# How do I calculate the autocorrelation of a train pulse having only the pdf?

I have a pulse train of a fixed period, but a random amplitude following a Gaussian distribution $(\mu=0,\sigma=1)$. I know how to work with a random period or delay, but how do I proceed to calculate the autocorrelation with a random amplitude?

## 1 Answer

Suppose that your pulse train is denoted $X(t) = Y\cdot g(t)$ where where $g(t)$ is the basic pulse train and $Y$ is the random amplitude of the pulse train. Then, $X(t)$ is not a wide-sense-stationary process and its autocorrelation function is $$R_X(t_1,t_2) = E[X(t_1)X(t_2)] = E[Y^2]\cdot g(t_1)g(t_2).$$ If $Y$ has mean $\mu$ and variance $\sigma_2$, then $E[Y^2] = \mu^2+\sigma^2$. If $g(t)$ is a function of period $T$, that is, $g(t) = g(t+T)$ for all $t$, then $R_X(t_1,t_2)$ is periodic in both arguments: \begin{align} R_X(t_1+T,t_2) &= (\mu^2+\sigma^2)g(t_1+T)g(t_2) = (\mu^2+\sigma^2)g(t_1)g(t_2) = R_X(t_1,t_2)\\ R_X(t_1,t_2+T) &= (\mu^2+\sigma^2)g(t_1)g(t_2+T) = (\mu^2+\sigma^2)g(t_1)g(t_2) = R_X(t_1,t_2) \end{align} I am quite sure that this is not what you hoped to hear and so you must revise your question appropriately, giving more details and describing more clearly what it is you want to find out.

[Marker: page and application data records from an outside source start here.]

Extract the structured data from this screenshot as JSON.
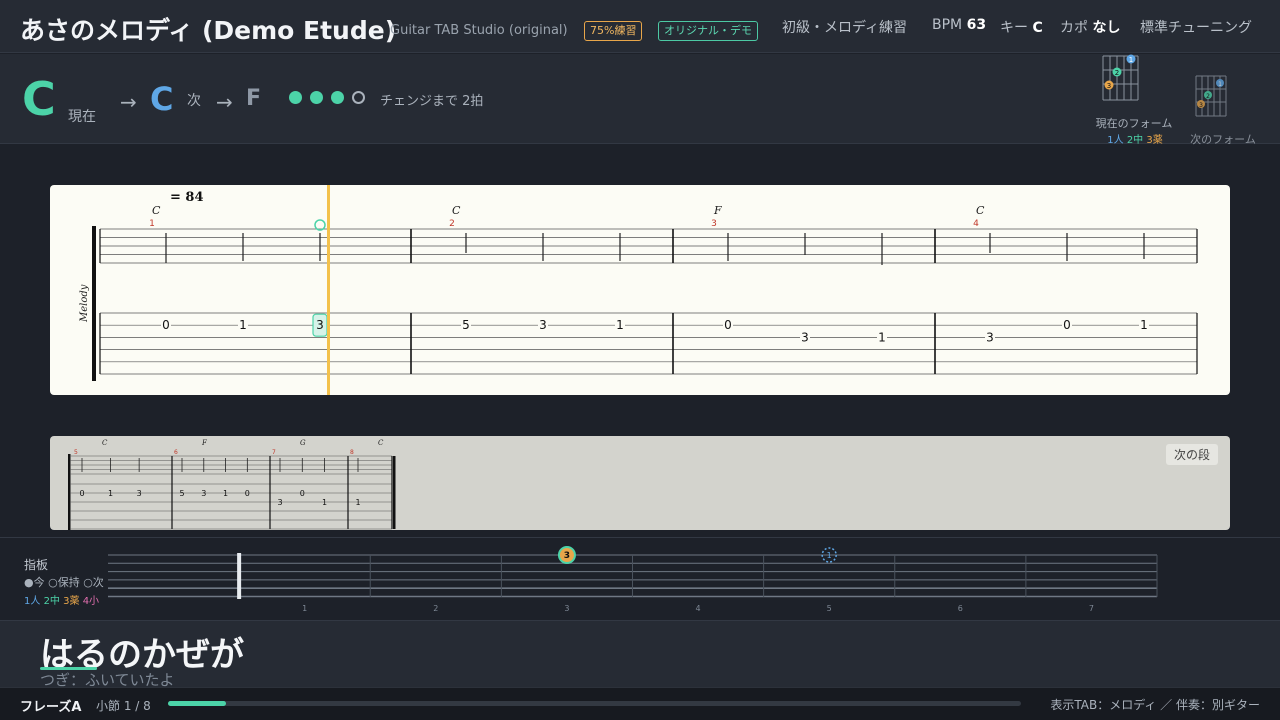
{
  "header": {
    "title": "あさのメロディ (Demo Etude)",
    "subtitle": "Guitar TAB Studio (original)",
    "badge_practice": "75%練習",
    "badge_demo": "オリジナル・デモ",
    "level": "初級・メロディ練習",
    "bpm_label": "BPM",
    "bpm_value": "63",
    "key_label": "キー",
    "key_value": "C",
    "capo_label": "カポ",
    "capo_value": "なし",
    "tuning": "標準チューニング"
  },
  "chords": {
    "current": "C",
    "current_label": "現在",
    "next": "C",
    "next_label": "次",
    "after": "F",
    "arrow": "→",
    "beats_total": 4,
    "beats_done": 3,
    "countdown": "チェンジまで 2拍",
    "current_form_label": "現在のフォーム",
    "next_form_label": "次のフォーム",
    "finger_legend": [
      "1人",
      "2中",
      "3薬"
    ]
  },
  "tab": {
    "tempo": "= 84",
    "track": "Melody",
    "measures": [
      {
        "num": "1",
        "chord": "C",
        "notes": [
          {
            "fret": "0",
            "str": 2
          },
          {
            "fret": "1",
            "str": 2
          },
          {
            "fret": "3",
            "str": 2
          }
        ]
      },
      {
        "num": "2",
        "chord": "C",
        "notes": [
          {
            "fret": "5",
            "str": 2
          },
          {
            "fret": "3",
            "str": 2
          },
          {
            "fret": "1",
            "str": 2
          }
        ]
      },
      {
        "num": "3",
        "chord": "F",
        "notes": [
          {
            "fret": "0",
            "str": 2
          },
          {
            "fret": "3",
            "str": 3
          },
          {
            "fret": "1",
            "str": 3
          }
        ]
      },
      {
        "num": "4",
        "chord": "C",
        "notes": [
          {
            "fret": "3",
            "str": 3
          },
          {
            "fret": "0",
            "str": 2
          },
          {
            "fret": "1",
            "str": 2
          }
        ]
      }
    ],
    "next_row_label": "次の段",
    "next_row": [
      {
        "num": "5",
        "chord": "C",
        "frets": [
          "0",
          "1",
          "3"
        ]
      },
      {
        "num": "6",
        "chord": "F",
        "frets": [
          "5",
          "3",
          "1",
          "0"
        ]
      },
      {
        "num": "7",
        "chord": "G",
        "frets": [
          "3",
          "0",
          "1"
        ]
      },
      {
        "num": "8",
        "chord": "C",
        "frets": [
          "1"
        ]
      }
    ]
  },
  "fretboard": {
    "label": "指板",
    "legend": "●今 ○保持 ○次",
    "fingers": [
      "1人",
      "2中",
      "3薬",
      "4小"
    ],
    "fret_numbers": [
      "1",
      "2",
      "3",
      "4",
      "5",
      "6",
      "7"
    ],
    "current_note": "3",
    "next_note": "1"
  },
  "lyrics": {
    "current": "はるのかぜが",
    "next": "つぎ：ふいていたよ"
  },
  "footer": {
    "phrase": "フレーズA",
    "bar": "小節 1 / 8",
    "progress": 0.068,
    "info": "表示TAB：メロディ ／ 伴奏：別ギター"
  },
  "colors": {
    "accent": "#4cd3a8",
    "next_chord": "#5fa7e6",
    "playhead": "#f3c14b",
    "finger1": "#5fa7e6",
    "finger2": "#4cd3a8",
    "finger3": "#e8a64a",
    "finger4": "#e36fb0"
  }
}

• Actually, this was the answer I was looking for. I was making a silly mistake before. Thanks! – Marco Jan 27 '16 at 21:09